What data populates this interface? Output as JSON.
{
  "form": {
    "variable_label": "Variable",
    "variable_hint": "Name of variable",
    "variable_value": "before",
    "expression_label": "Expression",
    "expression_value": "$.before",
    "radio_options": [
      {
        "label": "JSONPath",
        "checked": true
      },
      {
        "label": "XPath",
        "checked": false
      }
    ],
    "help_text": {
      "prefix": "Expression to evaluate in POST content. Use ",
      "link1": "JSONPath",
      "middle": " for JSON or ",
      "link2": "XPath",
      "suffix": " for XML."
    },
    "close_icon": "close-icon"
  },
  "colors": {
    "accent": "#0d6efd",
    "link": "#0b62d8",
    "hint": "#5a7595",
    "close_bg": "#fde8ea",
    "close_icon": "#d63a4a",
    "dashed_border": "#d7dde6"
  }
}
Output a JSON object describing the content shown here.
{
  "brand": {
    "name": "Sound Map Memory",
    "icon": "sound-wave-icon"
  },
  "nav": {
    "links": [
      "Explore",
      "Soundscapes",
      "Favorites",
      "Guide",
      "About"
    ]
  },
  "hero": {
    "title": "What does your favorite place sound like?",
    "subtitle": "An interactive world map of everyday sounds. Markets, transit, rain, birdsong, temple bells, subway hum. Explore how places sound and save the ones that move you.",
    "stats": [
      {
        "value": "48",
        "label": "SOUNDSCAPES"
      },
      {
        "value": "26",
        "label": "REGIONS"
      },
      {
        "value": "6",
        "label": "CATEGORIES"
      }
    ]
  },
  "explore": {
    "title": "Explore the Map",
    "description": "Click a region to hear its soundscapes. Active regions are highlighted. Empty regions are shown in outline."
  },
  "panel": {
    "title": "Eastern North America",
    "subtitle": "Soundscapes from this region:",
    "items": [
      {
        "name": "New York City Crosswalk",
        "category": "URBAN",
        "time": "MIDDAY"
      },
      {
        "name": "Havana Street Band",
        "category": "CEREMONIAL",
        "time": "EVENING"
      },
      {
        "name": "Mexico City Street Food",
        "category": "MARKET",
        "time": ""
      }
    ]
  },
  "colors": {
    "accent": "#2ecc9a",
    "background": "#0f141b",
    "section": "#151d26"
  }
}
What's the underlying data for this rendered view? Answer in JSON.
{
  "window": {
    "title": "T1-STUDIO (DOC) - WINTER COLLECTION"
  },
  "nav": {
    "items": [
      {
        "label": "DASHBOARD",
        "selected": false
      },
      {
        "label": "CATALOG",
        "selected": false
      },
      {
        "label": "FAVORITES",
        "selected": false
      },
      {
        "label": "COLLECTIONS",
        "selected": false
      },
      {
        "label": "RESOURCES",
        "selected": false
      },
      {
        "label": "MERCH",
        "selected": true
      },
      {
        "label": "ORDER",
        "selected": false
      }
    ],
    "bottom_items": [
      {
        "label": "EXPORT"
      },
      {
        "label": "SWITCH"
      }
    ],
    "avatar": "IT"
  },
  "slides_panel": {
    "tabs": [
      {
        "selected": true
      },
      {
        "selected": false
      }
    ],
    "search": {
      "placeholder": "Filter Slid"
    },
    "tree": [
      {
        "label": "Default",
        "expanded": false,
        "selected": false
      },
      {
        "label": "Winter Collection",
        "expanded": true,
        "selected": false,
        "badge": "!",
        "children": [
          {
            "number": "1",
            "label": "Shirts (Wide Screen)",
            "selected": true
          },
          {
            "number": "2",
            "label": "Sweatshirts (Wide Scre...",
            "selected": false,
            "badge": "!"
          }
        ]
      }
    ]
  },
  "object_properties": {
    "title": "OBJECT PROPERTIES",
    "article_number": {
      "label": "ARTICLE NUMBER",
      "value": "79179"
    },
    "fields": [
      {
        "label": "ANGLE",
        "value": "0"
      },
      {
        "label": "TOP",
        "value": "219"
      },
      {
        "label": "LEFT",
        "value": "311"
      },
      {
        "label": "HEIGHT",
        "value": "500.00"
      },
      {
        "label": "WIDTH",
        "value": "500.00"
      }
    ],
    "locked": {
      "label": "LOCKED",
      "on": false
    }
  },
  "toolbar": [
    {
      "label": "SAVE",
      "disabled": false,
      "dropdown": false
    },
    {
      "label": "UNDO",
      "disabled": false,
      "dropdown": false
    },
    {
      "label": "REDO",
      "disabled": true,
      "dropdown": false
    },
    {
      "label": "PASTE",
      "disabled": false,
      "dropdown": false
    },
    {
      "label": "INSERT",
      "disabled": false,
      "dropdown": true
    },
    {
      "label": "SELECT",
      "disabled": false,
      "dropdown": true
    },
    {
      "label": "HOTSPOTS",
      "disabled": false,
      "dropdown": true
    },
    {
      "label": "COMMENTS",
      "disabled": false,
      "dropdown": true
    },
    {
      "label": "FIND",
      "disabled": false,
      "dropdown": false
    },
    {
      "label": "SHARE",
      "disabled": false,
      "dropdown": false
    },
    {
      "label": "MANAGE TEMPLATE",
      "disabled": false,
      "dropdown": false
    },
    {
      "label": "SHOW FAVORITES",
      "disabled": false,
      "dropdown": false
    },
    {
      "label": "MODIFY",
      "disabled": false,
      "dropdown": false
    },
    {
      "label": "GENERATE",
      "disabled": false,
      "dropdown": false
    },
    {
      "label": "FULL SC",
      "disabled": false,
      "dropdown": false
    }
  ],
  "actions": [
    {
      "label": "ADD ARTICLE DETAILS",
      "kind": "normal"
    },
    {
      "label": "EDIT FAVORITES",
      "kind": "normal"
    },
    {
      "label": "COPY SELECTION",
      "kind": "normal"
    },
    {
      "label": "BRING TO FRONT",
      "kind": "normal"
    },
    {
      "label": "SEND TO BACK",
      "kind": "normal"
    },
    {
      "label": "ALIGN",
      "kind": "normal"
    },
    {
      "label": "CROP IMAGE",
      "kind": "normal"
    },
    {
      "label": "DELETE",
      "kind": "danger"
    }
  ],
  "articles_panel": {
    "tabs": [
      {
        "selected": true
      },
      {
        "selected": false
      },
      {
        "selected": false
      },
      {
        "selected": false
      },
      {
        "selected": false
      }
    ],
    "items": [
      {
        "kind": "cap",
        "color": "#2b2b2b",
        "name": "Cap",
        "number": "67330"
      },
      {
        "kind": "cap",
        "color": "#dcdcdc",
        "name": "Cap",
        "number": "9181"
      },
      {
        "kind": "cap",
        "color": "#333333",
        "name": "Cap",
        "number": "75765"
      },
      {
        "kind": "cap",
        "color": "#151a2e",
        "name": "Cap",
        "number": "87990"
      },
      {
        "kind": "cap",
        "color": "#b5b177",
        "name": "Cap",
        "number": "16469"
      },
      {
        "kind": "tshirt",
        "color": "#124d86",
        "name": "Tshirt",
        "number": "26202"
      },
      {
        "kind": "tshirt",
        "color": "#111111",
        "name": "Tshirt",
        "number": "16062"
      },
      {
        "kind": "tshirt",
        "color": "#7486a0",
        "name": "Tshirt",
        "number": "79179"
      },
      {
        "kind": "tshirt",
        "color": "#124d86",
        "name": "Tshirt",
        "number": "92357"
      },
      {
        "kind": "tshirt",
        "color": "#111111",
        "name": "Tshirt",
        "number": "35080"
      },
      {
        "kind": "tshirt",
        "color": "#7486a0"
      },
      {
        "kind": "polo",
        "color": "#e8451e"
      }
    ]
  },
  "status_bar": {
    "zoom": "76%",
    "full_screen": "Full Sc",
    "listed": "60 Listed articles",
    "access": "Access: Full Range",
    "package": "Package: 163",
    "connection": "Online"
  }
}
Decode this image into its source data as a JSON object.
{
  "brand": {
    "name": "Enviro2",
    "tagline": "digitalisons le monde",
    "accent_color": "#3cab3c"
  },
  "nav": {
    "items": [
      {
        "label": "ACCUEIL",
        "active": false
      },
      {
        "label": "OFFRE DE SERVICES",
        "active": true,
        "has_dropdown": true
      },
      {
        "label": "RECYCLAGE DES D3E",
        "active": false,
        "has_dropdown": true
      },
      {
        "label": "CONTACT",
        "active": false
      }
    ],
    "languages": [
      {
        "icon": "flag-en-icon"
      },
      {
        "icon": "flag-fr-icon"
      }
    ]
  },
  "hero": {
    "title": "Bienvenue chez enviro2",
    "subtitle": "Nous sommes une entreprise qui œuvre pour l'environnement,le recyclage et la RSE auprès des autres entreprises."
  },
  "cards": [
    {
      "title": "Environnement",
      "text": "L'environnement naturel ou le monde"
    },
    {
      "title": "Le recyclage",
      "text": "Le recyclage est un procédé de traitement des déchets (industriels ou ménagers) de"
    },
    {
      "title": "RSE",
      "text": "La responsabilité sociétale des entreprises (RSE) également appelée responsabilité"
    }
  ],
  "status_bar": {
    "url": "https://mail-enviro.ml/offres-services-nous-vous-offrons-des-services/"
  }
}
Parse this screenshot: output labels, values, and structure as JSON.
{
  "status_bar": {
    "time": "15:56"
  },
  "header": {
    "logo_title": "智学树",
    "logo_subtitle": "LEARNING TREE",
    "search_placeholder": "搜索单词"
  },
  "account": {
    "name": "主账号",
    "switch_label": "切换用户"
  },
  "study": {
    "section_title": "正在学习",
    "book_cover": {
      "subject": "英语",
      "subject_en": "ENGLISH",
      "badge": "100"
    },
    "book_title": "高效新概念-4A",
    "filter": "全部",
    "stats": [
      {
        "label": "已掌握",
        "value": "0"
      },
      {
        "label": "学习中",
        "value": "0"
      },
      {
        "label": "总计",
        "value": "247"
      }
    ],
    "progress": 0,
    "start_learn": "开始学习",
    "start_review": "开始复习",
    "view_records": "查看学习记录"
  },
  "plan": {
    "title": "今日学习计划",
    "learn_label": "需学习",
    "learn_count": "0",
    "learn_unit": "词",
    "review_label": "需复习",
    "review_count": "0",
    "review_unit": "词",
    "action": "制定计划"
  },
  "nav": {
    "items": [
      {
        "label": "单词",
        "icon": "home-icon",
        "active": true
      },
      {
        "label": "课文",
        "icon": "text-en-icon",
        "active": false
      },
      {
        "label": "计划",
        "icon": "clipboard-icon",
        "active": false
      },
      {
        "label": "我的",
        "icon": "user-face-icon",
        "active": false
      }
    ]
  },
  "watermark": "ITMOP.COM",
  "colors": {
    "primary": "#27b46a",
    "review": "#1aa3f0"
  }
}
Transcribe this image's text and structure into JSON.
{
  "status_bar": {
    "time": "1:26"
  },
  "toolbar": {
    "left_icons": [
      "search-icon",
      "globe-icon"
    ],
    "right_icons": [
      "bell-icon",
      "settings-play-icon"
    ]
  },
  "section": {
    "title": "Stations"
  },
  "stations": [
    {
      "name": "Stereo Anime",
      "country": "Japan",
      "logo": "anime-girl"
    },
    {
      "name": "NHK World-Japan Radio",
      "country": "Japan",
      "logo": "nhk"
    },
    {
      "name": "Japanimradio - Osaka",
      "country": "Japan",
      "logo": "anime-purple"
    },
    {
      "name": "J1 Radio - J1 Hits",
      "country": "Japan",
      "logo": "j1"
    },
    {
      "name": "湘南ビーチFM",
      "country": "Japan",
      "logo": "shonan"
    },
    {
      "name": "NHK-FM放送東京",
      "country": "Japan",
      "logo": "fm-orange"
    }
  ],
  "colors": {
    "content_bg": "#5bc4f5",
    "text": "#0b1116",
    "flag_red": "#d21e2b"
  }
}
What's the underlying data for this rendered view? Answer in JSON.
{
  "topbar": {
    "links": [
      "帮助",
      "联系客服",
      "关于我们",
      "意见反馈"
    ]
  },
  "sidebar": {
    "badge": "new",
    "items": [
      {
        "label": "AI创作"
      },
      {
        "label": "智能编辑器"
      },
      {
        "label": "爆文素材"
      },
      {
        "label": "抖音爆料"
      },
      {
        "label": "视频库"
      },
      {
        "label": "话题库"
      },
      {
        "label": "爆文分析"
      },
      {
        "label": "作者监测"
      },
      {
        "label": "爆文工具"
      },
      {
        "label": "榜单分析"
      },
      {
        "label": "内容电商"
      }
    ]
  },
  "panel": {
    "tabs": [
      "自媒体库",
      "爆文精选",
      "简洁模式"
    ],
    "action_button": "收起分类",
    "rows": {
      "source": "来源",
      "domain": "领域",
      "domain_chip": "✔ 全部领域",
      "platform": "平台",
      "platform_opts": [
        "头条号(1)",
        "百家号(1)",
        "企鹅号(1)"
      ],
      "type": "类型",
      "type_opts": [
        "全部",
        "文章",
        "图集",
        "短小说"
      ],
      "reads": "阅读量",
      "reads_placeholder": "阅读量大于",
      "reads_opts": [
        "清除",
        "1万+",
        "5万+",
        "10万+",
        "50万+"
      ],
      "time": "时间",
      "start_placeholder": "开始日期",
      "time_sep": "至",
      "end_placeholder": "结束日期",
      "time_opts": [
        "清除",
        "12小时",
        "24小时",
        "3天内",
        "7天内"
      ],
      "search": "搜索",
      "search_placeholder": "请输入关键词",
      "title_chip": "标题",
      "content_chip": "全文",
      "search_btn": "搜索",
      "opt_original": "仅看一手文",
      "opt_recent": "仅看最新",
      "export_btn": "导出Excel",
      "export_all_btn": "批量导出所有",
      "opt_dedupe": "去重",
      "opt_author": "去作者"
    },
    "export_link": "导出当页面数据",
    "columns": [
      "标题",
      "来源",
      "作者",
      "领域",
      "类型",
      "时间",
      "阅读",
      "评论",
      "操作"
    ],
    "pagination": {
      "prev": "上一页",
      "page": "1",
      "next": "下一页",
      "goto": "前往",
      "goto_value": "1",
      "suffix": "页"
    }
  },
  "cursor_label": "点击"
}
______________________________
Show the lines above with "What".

What data populates this interface? Output as JSON.
    "title": "What does your favorite place sound like?",
What's the underlying data for this rendered view? Answer in JSON.
What's the underlying data for this rendered view? Answer in JSON.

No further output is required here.